**What you need to do**
Count how many lines in the following data hold the word "Редактор". Your answer is the number and nothing else.

Segment Open

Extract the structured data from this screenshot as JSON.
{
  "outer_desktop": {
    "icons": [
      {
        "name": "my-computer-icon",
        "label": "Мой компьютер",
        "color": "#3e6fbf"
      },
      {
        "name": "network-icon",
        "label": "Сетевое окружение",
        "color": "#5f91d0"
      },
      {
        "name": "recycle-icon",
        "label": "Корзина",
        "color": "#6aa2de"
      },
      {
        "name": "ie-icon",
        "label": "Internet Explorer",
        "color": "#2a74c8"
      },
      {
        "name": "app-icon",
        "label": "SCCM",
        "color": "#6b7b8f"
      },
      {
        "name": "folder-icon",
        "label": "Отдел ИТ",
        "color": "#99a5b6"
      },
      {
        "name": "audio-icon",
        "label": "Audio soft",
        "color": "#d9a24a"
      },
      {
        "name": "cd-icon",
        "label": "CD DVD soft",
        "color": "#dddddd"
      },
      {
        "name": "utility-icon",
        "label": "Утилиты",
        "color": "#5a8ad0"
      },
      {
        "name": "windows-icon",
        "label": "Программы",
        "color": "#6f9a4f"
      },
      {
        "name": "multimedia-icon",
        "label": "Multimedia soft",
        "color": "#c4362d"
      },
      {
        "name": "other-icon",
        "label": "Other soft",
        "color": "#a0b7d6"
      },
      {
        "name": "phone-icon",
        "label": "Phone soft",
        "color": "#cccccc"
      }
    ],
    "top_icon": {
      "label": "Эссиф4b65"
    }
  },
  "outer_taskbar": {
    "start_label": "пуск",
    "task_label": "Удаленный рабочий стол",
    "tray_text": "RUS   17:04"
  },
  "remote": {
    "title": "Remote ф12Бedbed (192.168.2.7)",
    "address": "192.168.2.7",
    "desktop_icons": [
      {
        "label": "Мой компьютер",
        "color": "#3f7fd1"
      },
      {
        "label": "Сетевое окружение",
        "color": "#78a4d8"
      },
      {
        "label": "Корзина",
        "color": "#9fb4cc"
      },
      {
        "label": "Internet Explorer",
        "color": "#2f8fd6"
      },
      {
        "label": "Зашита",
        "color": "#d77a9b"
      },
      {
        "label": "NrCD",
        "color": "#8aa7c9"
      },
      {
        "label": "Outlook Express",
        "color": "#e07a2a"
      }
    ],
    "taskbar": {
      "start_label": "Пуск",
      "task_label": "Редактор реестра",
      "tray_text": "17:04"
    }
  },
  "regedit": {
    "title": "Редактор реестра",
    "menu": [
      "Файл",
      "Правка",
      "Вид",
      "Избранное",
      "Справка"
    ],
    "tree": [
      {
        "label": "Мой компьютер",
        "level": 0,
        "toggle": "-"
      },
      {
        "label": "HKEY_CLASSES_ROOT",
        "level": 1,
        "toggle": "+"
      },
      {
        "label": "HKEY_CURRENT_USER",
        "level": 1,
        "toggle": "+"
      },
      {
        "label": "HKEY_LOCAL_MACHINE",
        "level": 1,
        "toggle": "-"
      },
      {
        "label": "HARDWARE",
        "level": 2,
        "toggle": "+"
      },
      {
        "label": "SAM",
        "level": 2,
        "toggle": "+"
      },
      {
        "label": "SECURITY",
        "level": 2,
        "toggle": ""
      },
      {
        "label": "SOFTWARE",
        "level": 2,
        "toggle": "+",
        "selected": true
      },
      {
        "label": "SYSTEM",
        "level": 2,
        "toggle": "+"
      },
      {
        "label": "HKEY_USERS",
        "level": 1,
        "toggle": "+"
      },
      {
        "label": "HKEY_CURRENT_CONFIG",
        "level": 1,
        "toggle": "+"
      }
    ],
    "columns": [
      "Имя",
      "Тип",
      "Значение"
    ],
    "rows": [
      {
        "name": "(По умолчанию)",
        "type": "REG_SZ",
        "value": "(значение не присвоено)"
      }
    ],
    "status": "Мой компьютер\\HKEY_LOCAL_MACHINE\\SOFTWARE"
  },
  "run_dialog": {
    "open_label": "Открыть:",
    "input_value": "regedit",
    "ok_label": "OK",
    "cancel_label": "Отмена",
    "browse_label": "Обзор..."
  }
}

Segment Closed

**Result below**
2